===== RECORDS FOR PROCESSING

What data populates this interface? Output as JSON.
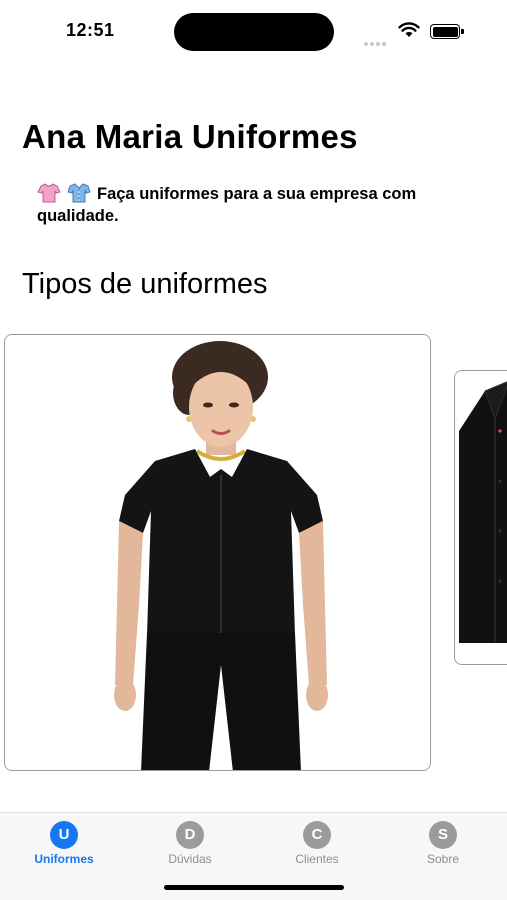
{
  "status_bar": {
    "time": "12:51"
  },
  "header": {
    "title": "Ana Maria Uniformes",
    "subtitle": "Faça uniformes para a sua empresa com qualidade.",
    "subtitle_icons": [
      "blouse-icon",
      "shirt-icon"
    ]
  },
  "section": {
    "title": "Tipos de uniformes"
  },
  "carousel": {
    "items": [
      {
        "image": "woman-black-blouse-uniform-photo"
      },
      {
        "image": "black-dress-shirt-uniform-photo"
      }
    ]
  },
  "tab_bar": {
    "tabs": [
      {
        "letter": "U",
        "label": "Uniformes",
        "active": true
      },
      {
        "letter": "D",
        "label": "Dúvidas",
        "active": false
      },
      {
        "letter": "C",
        "label": "Clientes",
        "active": false
      },
      {
        "letter": "S",
        "label": "Sobre",
        "active": false
      }
    ],
    "active_color": "#1677f2",
    "inactive_color": "#9b9b9b"
  }
}
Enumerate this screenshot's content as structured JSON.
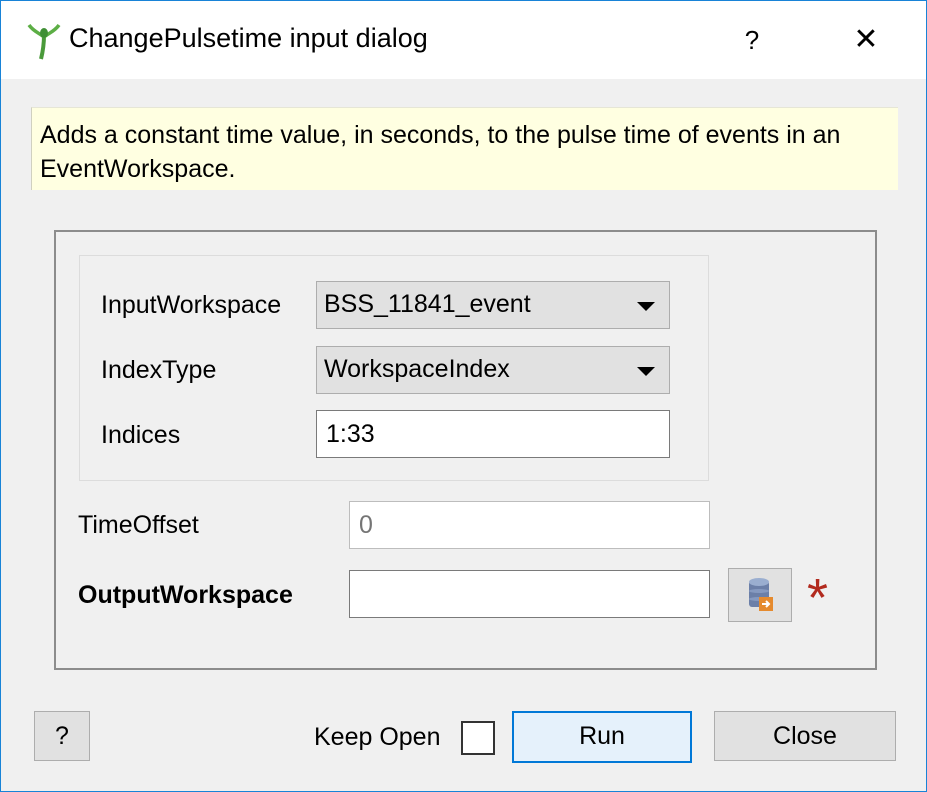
{
  "window": {
    "title": "ChangePulsetime input dialog",
    "help_glyph": "?",
    "close_glyph": "✕",
    "icon": "mantid-logo-icon"
  },
  "description": "Adds a constant time value, in seconds, to the pulse time of events in an EventWorkspace.",
  "form": {
    "input_workspace": {
      "label": "InputWorkspace",
      "value": "BSS_11841_event"
    },
    "index_type": {
      "label": "IndexType",
      "value": "WorkspaceIndex"
    },
    "indices": {
      "label": "Indices",
      "value": "1:33"
    },
    "time_offset": {
      "label": "TimeOffset",
      "placeholder": "0"
    },
    "output_workspace": {
      "label": "OutputWorkspace",
      "value": "",
      "required_marker": "*",
      "required_color": "#b22a1e",
      "browse_icon": "workspace-db-icon"
    }
  },
  "footer": {
    "help_label": "?",
    "keep_open_label": "Keep Open",
    "keep_open_checked": false,
    "run_label": "Run",
    "close_label": "Close"
  },
  "colors": {
    "accent": "#0078d7",
    "tooltip_bg": "#ffffe1"
  }
}
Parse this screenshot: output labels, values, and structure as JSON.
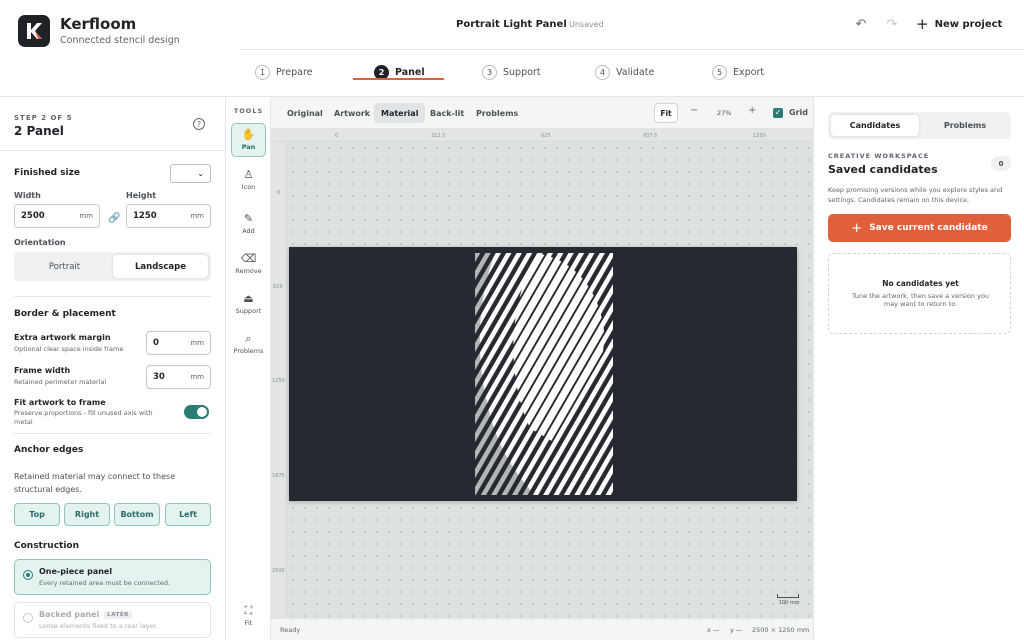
{
  "header": {
    "brand_name": "Kerfloom",
    "brand_sub": "Connected stencil design",
    "doc_title": "Portrait Light Panel",
    "doc_status": "Unsaved",
    "new_project_label": "New project"
  },
  "steps": [
    {
      "num": "1",
      "label": "Prepare"
    },
    {
      "num": "2",
      "label": "Panel"
    },
    {
      "num": "3",
      "label": "Support"
    },
    {
      "num": "4",
      "label": "Validate"
    },
    {
      "num": "5",
      "label": "Export"
    }
  ],
  "left_panel": {
    "step_of": "STEP 2 OF 5",
    "title": "2 Panel",
    "finished_size_label": "Finished size",
    "size_select_value": "",
    "width_label": "Width",
    "width_value": "2500",
    "height_label": "Height",
    "height_value": "1250",
    "unit": "mm",
    "orientation_label": "Orientation",
    "orientation_options": [
      "Portrait",
      "Landscape"
    ],
    "orientation_selected": "Landscape",
    "border_label": "Border & placement",
    "margin_title": "Extra artwork margin",
    "margin_desc": "Optional clear space inside frame",
    "margin_value": "0",
    "frame_title": "Frame width",
    "frame_desc": "Retained perimeter material",
    "frame_value": "30",
    "fit_title": "Fit artwork to frame",
    "fit_desc": "Preserve proportions - fill unused axis with metal",
    "fit_on": true,
    "anchor_label": "Anchor edges",
    "anchor_text": "Retained material may connect to these structural edges.",
    "edges": [
      "Top",
      "Right",
      "Bottom",
      "Left"
    ],
    "construction_label": "Construction",
    "one_piece_title": "One-piece panel",
    "one_piece_desc": "Every retained area must be connected.",
    "backed_title": "Backed panel",
    "backed_badge": "LATER",
    "backed_desc": "Loose elements fixed to a rear layer."
  },
  "tools": {
    "label": "TOOLS",
    "items": [
      "Pan",
      "Icon",
      "Add",
      "Remove",
      "Support",
      "Problems"
    ],
    "fit_label": "Fit"
  },
  "canvas": {
    "view_tabs": [
      "Original",
      "Artwork",
      "Material",
      "Back-lit",
      "Problems"
    ],
    "active_view": "Material",
    "fit_label": "Fit",
    "zoom_minus": "−",
    "zoom_value": "27%",
    "zoom_plus": "+",
    "grid_label": "Grid",
    "grid_on": true,
    "ruler_x": [
      "0",
      "312.5",
      "625",
      "937.5",
      "1250"
    ],
    "ruler_y": [
      "0",
      "625",
      "1250",
      "1875",
      "2500"
    ],
    "scale_label": "100 mm",
    "status_left": "Ready",
    "status_x": "x —",
    "status_y": "y —",
    "status_size": "2500 × 1250 mm"
  },
  "right_panel": {
    "tabs": [
      "Candidates",
      "Problems"
    ],
    "workspace_label": "CREATIVE WORKSPACE",
    "title": "Saved candidates",
    "count": "0",
    "desc": "Keep promising versions while you explore styles and settings. Candidates remain on this device.",
    "save_label": "Save current candidate",
    "empty_title": "No candidates yet",
    "empty_desc": "Tune the artwork, then save a version you may want to return to."
  },
  "colors": {
    "accent": "#e0603a",
    "teal": "#2a7d75",
    "panel_dark": "#262a30"
  }
}
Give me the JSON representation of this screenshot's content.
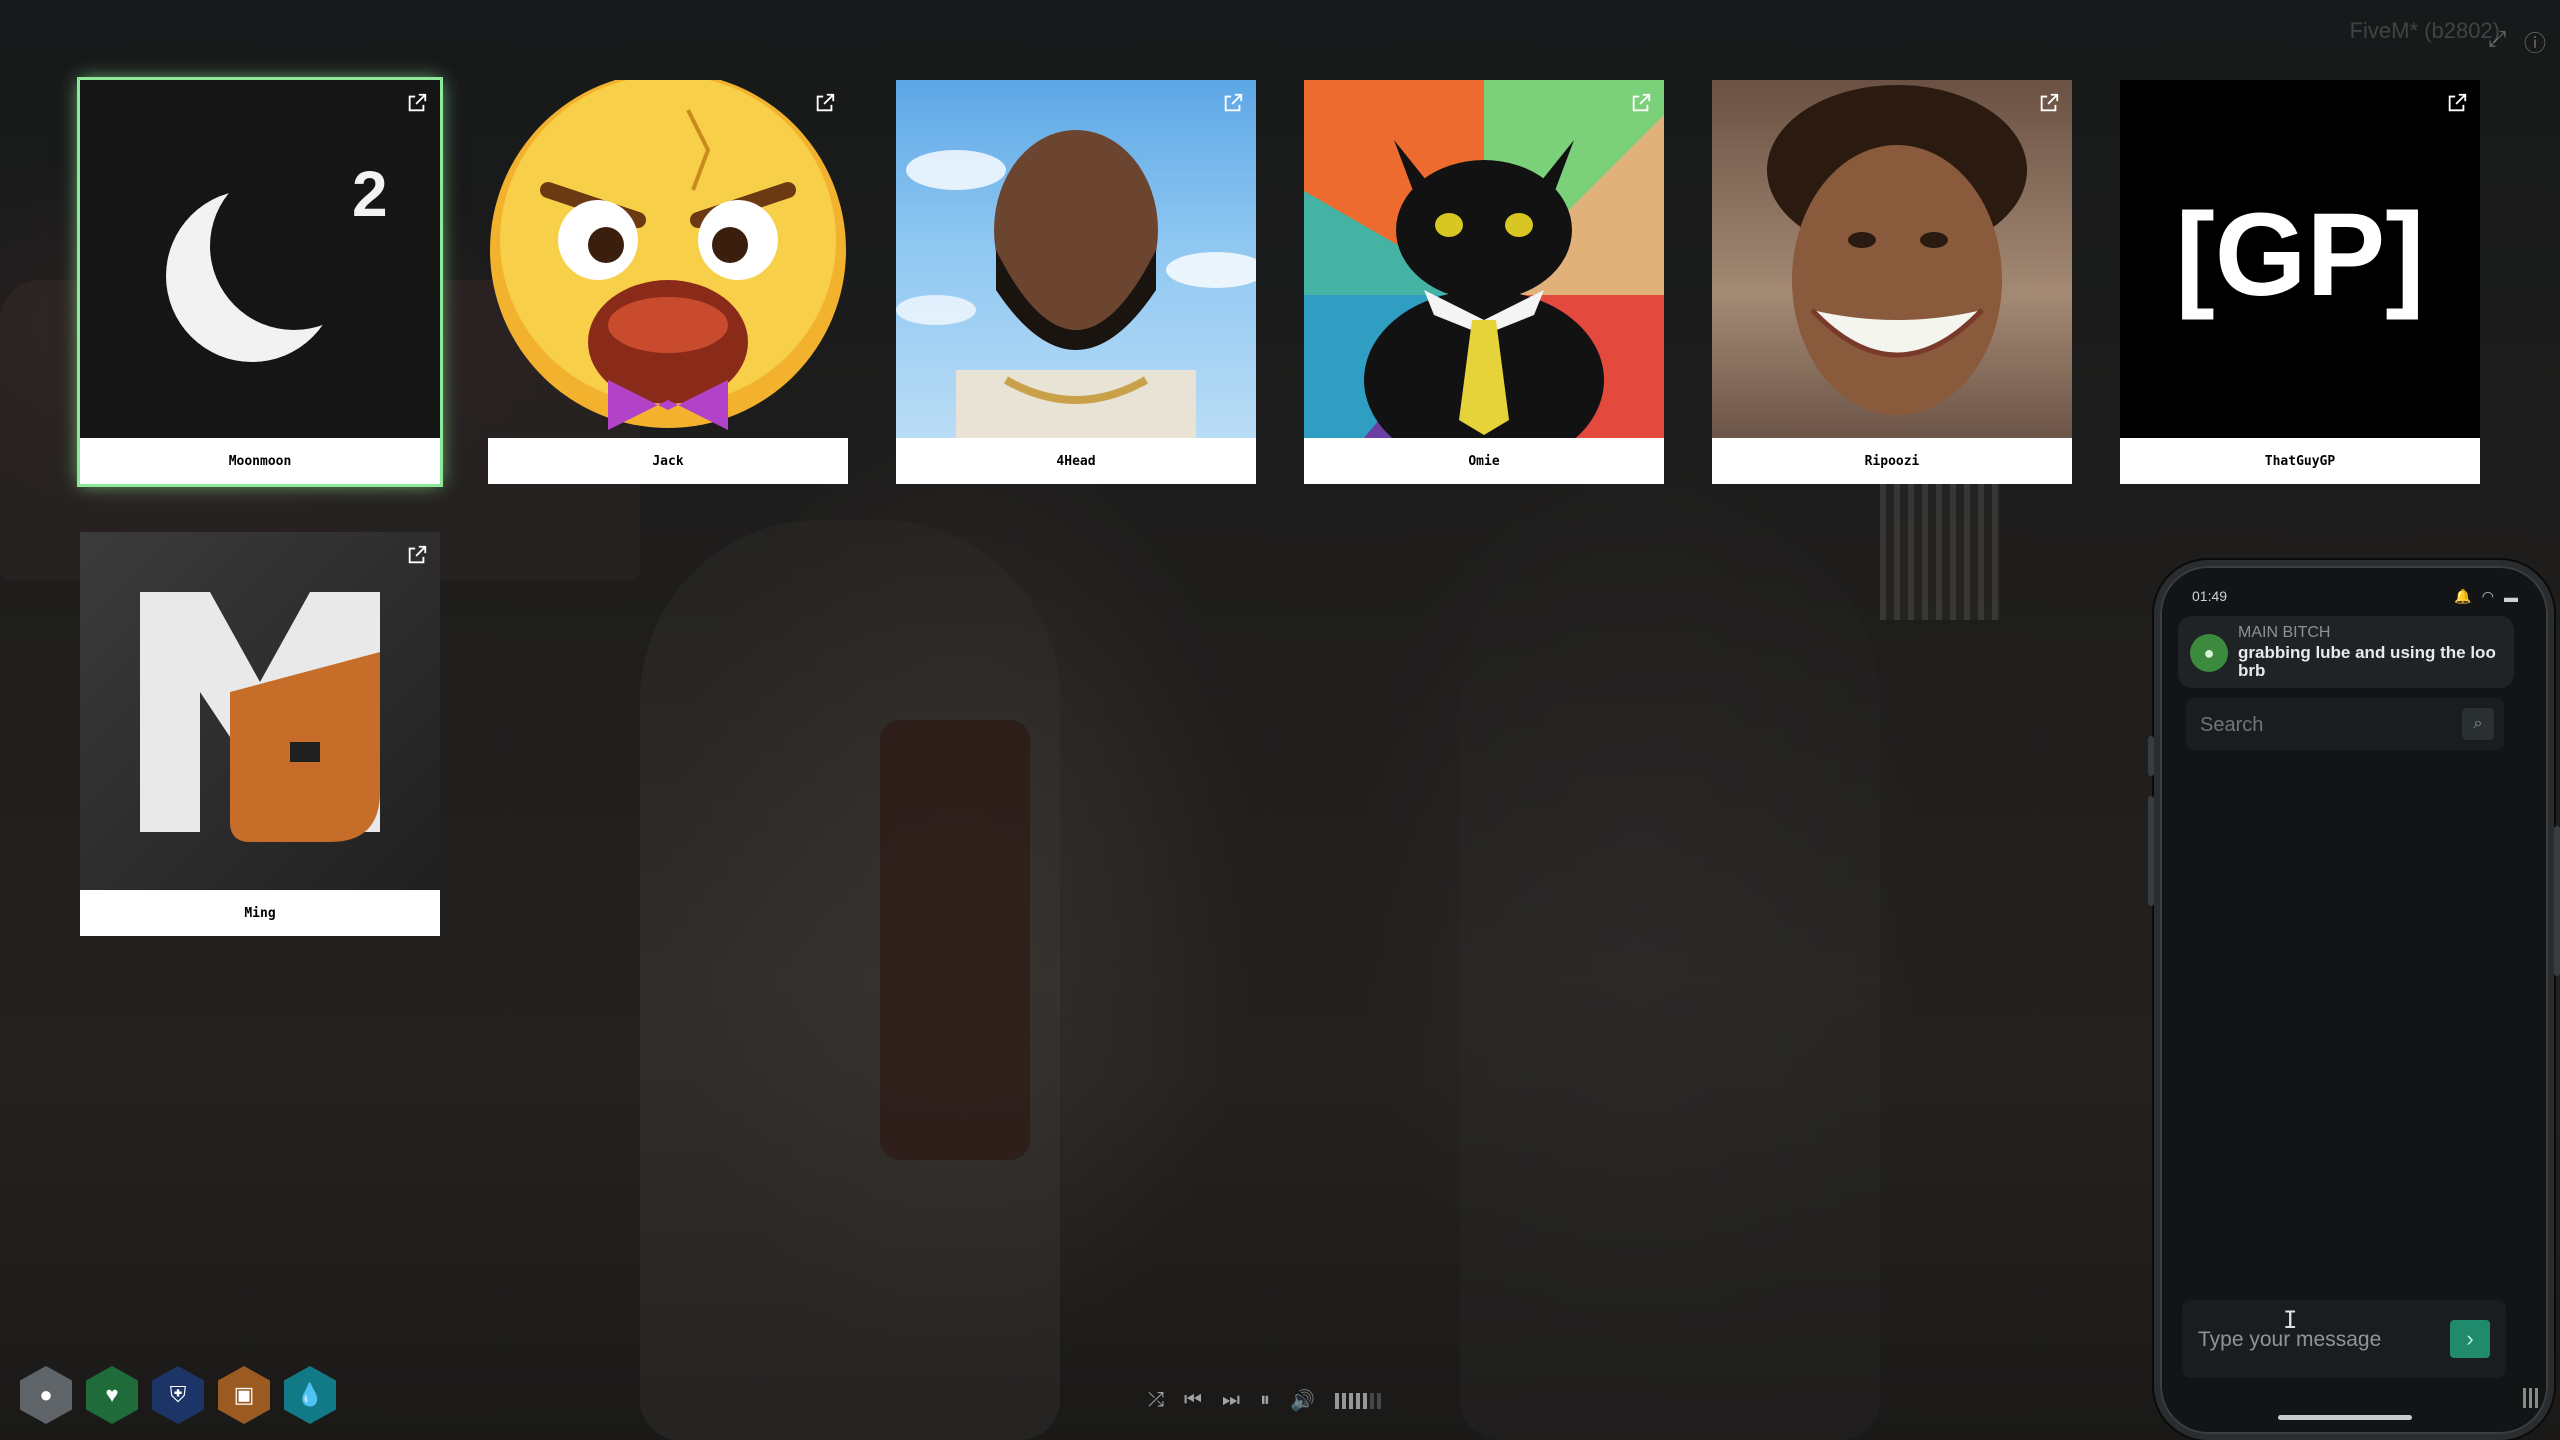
{
  "window": {
    "title": "FiveM* (b2802)"
  },
  "cards": [
    {
      "name": "Moonmoon",
      "selected": true,
      "superscript": "2"
    },
    {
      "name": "Jack"
    },
    {
      "name": "4Head"
    },
    {
      "name": "Omie"
    },
    {
      "name": "Ripoozi"
    },
    {
      "name": "ThatGuyGP",
      "logo_text": "[GP]"
    },
    {
      "name": "Ming",
      "logo_text": "MJ"
    }
  ],
  "phone": {
    "time": "01:49",
    "notification": {
      "sender": "MAIN BITCH",
      "message": "grabbing lube and using the loo brb"
    },
    "search_placeholder": "Search",
    "message_placeholder": "Type your message"
  },
  "hud": {
    "icons": [
      "microphone-icon",
      "health-heart-icon",
      "armor-shield-icon",
      "inventory-box-icon",
      "water-drop-icon"
    ],
    "colors": [
      "#5f6468",
      "#1f6b3a",
      "#1c3566",
      "#9a5a22",
      "#127a86"
    ]
  },
  "music": {
    "volume_level": 0.7
  }
}
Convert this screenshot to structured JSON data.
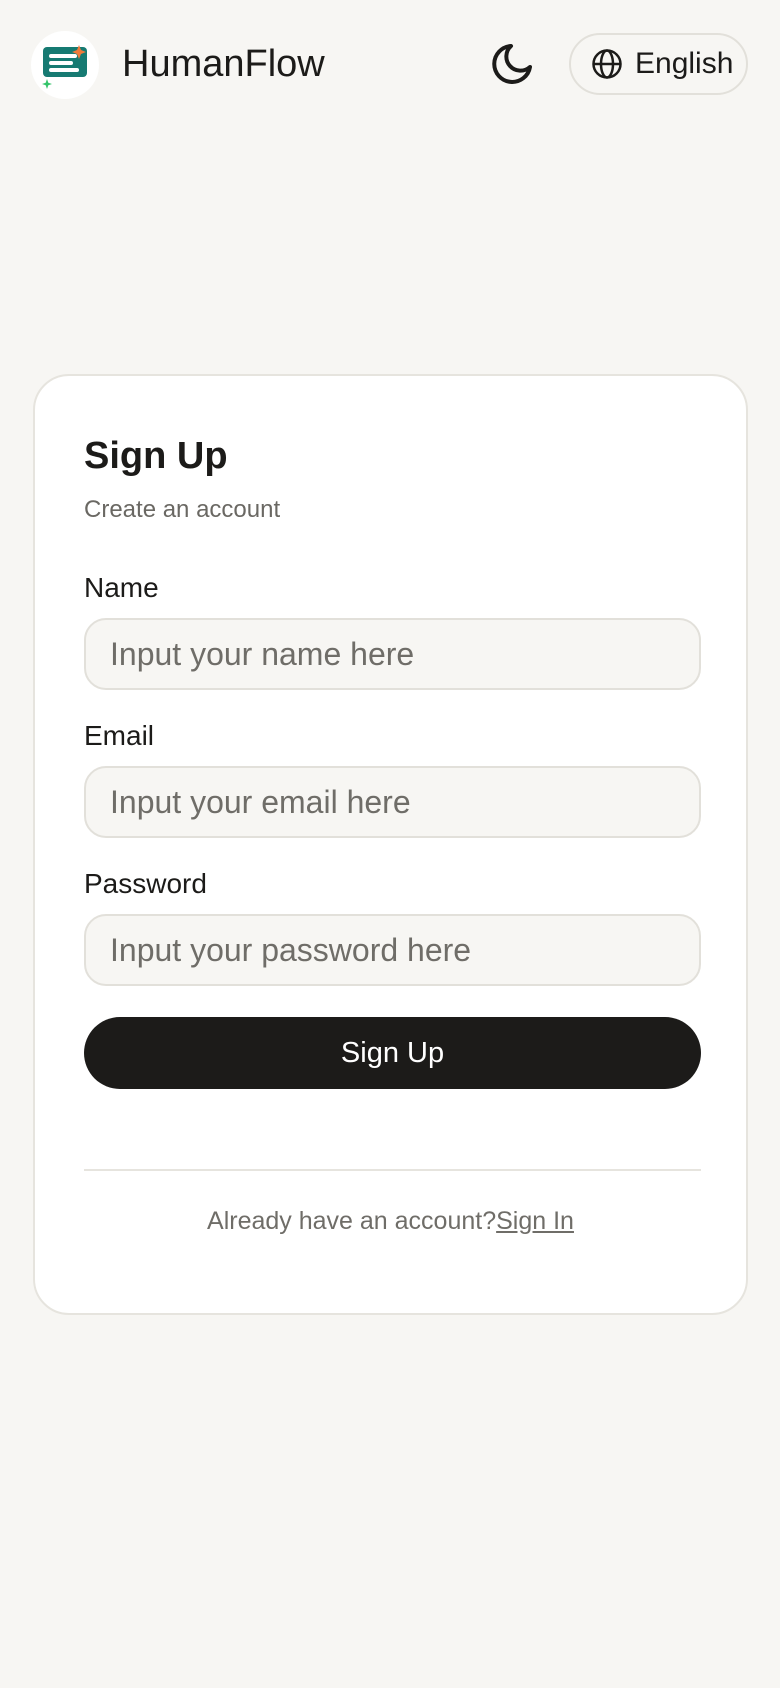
{
  "header": {
    "app_name": "HumanFlow",
    "theme_icon": "moon-icon",
    "language_icon": "globe-icon",
    "language_label": "English"
  },
  "colors": {
    "background": "#f7f6f3",
    "logo_teal": "#167a72",
    "logo_orange": "#f07a3a",
    "logo_green": "#34c46a",
    "button_dark": "#1c1b19"
  },
  "form": {
    "title": "Sign Up",
    "subtitle": "Create an account",
    "fields": [
      {
        "label": "Name",
        "placeholder": "Input your name here",
        "value": ""
      },
      {
        "label": "Email",
        "placeholder": "Input your email here",
        "value": ""
      },
      {
        "label": "Password",
        "placeholder": "Input your password here",
        "value": ""
      }
    ],
    "submit_label": "Sign Up"
  },
  "footer": {
    "prompt": "Already have an account?",
    "link_label": "Sign In"
  }
}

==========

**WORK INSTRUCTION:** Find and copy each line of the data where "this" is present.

**SOLUTION:**
What data populates this interface? Output as JSON.
Enumerate this screenshot's content as structured JSON.
Parse this screenshot: output labels, values, and structure as JSON.
    "desc": "Keep promising versions while you explore styles and settings. Candidates remain on this device.",
Give me the JSON representation of this screenshot's content.
Convert this screenshot to structured JSON data.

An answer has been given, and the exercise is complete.